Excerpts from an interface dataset
※

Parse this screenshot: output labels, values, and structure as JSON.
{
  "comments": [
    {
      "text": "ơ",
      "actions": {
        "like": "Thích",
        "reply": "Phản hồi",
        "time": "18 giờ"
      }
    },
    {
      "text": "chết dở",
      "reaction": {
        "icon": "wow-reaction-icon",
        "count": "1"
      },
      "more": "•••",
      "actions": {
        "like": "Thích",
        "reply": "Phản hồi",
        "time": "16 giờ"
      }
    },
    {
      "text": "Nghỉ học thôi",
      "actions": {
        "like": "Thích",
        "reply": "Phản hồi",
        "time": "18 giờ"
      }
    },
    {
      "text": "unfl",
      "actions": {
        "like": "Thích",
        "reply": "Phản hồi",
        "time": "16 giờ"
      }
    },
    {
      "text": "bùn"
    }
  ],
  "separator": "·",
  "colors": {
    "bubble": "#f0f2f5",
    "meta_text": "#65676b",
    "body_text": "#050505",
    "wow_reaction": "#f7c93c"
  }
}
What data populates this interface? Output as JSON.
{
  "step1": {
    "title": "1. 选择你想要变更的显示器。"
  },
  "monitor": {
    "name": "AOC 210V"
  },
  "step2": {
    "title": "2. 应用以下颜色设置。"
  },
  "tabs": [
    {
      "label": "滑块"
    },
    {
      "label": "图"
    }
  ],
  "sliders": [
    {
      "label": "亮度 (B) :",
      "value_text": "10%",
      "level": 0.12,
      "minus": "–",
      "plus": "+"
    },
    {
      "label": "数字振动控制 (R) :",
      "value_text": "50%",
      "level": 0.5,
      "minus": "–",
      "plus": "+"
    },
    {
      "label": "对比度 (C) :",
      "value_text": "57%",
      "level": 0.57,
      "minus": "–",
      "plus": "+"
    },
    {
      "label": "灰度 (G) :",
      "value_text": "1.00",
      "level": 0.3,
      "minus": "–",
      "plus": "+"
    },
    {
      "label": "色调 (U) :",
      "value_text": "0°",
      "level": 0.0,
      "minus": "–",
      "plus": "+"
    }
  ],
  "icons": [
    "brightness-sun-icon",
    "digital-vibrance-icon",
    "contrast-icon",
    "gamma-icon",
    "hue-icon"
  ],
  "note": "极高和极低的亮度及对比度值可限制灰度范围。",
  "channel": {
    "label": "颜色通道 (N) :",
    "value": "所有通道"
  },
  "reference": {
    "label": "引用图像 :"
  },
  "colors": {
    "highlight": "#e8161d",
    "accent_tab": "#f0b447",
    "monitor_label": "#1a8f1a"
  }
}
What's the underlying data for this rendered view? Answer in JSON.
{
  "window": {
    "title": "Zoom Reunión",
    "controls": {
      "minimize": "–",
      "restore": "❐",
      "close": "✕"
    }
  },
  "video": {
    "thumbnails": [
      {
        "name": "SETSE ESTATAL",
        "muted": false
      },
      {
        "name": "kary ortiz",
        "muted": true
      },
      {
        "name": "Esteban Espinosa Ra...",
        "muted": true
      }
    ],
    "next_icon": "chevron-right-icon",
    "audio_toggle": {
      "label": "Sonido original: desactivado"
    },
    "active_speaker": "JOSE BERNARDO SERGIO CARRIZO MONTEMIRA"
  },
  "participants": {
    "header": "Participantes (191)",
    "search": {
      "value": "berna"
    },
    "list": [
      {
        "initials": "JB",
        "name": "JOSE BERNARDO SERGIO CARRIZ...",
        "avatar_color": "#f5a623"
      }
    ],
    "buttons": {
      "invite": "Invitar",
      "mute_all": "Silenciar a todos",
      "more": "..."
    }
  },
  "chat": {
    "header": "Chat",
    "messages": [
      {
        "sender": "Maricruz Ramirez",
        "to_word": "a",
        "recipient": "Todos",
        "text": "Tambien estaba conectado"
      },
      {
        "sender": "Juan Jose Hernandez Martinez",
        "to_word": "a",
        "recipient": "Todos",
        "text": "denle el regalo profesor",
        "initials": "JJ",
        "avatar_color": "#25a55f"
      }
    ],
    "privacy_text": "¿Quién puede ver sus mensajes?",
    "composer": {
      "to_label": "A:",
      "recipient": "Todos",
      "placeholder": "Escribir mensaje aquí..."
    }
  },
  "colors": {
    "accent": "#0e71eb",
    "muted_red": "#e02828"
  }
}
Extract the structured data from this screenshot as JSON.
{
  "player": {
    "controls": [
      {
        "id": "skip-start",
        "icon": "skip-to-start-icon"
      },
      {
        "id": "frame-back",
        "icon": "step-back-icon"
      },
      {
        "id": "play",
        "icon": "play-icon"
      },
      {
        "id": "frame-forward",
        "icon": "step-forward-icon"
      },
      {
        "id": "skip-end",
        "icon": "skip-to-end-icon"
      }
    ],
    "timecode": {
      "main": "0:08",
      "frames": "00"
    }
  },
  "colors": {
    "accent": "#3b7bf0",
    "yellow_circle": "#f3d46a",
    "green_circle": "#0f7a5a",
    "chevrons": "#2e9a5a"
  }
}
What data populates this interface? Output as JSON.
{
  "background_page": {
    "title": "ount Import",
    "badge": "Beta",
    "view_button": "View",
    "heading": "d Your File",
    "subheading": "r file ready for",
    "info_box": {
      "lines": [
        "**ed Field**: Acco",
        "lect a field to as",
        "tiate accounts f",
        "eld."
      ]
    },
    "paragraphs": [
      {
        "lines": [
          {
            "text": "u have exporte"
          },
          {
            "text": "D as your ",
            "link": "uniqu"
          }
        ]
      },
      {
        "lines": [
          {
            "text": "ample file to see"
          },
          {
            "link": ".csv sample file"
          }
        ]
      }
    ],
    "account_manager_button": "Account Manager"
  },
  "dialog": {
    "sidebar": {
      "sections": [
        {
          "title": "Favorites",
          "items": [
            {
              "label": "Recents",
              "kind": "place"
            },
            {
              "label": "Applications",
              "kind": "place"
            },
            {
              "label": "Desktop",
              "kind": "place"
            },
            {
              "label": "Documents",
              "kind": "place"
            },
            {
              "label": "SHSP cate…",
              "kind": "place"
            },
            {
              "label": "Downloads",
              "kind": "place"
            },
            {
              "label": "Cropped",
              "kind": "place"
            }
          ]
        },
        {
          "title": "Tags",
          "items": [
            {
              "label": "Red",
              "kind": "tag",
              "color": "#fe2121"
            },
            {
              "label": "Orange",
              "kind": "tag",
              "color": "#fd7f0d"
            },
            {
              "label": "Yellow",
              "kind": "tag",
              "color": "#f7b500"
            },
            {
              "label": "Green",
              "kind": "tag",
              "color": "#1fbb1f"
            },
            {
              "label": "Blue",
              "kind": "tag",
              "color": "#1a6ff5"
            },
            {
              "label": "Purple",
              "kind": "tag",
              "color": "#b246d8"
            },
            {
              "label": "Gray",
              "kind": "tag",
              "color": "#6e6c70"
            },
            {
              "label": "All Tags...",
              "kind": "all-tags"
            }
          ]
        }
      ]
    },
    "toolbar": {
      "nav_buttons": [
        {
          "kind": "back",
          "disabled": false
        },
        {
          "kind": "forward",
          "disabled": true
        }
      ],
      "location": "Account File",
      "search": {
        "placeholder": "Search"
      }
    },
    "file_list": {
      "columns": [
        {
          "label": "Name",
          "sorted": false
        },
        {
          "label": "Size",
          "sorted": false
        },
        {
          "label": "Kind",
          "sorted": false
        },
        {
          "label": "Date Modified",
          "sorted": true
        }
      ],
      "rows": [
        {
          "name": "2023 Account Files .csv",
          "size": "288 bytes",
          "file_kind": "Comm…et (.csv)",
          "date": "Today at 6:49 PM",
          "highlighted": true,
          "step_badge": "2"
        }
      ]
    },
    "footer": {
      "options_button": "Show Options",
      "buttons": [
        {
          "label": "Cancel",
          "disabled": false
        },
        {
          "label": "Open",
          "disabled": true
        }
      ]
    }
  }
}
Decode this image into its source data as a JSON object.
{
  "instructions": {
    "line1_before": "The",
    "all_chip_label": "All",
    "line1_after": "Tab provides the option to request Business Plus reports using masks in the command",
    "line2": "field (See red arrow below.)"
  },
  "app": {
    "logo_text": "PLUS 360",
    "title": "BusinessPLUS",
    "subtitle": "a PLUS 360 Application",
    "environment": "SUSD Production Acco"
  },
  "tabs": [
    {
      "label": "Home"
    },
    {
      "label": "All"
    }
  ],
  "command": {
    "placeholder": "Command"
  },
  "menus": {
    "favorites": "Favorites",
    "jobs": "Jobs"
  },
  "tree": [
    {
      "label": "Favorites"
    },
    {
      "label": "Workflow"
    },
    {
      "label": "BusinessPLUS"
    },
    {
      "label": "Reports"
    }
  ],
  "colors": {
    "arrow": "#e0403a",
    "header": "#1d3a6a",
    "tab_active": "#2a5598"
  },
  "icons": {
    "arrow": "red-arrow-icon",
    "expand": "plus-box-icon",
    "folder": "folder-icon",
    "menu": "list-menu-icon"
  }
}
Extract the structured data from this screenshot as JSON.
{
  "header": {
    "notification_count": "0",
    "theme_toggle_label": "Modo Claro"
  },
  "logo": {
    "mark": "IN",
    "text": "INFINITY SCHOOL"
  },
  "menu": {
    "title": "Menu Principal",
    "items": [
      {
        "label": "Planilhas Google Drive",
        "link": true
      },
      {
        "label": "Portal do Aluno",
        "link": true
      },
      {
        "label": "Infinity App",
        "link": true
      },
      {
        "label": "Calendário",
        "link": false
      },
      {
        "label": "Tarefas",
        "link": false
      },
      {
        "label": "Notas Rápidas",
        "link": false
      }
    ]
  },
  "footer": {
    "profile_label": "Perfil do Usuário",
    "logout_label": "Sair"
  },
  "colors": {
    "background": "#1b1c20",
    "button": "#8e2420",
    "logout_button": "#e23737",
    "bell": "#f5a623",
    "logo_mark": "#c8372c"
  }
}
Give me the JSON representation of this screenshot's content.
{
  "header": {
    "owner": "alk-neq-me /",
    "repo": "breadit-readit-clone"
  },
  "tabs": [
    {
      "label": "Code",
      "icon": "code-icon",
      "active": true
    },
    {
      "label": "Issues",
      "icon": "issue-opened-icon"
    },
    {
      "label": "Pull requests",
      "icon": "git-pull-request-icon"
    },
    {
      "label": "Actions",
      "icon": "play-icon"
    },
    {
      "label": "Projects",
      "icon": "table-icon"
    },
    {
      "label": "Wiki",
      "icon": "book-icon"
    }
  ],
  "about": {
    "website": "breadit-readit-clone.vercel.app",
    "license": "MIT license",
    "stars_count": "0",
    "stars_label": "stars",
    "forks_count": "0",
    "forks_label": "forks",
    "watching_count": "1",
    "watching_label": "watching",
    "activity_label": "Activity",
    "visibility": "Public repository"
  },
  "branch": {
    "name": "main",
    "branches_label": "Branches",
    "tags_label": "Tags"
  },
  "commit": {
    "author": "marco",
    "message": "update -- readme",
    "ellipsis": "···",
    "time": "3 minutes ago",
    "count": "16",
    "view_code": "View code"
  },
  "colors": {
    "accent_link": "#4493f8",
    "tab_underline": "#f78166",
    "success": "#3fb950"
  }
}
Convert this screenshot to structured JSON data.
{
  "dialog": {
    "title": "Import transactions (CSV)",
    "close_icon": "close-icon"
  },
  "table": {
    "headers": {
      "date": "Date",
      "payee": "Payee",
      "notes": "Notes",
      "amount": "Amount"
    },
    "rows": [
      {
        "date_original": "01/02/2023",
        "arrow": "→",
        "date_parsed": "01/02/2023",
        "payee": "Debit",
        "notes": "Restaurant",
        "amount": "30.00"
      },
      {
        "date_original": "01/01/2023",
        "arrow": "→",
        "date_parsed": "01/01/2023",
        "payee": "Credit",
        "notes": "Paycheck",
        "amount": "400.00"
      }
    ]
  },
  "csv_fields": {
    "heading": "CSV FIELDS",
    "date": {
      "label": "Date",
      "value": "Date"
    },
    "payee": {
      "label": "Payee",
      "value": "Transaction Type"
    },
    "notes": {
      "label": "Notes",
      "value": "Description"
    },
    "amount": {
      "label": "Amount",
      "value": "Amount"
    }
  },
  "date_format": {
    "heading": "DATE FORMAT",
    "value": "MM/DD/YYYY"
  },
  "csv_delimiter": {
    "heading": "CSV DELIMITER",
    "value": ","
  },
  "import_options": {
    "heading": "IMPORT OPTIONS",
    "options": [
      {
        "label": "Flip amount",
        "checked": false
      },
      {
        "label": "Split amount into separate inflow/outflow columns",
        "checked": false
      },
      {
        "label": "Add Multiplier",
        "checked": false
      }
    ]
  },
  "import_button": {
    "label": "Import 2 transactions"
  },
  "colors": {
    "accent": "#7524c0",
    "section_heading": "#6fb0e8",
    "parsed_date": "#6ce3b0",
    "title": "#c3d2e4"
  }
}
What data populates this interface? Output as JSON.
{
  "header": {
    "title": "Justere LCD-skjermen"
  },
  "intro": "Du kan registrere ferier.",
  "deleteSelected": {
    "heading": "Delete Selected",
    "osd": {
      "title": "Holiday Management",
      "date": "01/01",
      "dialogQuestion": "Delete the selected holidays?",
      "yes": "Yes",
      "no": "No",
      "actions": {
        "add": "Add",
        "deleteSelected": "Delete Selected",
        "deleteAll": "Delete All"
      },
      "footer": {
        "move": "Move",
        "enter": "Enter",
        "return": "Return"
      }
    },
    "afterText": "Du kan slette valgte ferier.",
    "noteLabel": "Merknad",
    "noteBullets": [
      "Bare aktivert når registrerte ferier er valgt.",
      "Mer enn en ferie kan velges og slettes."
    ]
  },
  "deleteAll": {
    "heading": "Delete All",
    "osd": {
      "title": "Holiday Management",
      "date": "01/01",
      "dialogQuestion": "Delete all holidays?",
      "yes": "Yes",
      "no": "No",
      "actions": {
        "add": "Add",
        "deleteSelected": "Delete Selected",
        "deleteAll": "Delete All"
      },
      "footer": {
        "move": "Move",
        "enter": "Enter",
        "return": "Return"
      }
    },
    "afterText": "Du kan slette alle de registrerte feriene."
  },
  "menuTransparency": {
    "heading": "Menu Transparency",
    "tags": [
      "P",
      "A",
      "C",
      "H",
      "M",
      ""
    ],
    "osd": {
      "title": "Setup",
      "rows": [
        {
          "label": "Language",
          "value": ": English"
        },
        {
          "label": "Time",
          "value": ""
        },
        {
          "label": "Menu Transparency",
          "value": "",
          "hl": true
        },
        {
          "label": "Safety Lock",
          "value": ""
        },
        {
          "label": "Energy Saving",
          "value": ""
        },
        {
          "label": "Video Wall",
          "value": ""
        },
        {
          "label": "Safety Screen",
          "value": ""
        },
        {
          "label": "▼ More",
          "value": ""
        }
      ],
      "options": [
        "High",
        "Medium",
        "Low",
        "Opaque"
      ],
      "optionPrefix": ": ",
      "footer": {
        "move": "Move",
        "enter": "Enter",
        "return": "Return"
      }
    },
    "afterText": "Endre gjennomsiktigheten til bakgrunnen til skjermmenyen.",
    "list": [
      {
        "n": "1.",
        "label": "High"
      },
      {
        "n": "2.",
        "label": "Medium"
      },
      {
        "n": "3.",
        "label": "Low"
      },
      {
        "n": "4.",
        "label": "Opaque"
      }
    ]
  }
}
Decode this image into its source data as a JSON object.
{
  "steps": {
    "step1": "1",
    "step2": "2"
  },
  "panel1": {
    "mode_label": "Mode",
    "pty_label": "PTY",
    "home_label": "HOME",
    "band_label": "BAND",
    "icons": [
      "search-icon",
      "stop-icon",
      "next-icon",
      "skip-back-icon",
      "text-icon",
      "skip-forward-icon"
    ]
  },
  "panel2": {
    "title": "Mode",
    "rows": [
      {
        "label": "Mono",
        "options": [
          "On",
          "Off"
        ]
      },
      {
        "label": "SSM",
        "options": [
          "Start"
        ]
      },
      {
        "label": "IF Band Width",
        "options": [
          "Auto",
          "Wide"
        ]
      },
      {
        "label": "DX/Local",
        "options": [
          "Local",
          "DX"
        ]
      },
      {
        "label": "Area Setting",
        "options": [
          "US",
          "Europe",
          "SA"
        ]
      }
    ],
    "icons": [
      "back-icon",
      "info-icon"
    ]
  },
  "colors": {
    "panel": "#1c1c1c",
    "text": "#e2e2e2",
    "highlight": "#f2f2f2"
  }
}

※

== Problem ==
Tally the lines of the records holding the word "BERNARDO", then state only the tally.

== Result of this task ==
2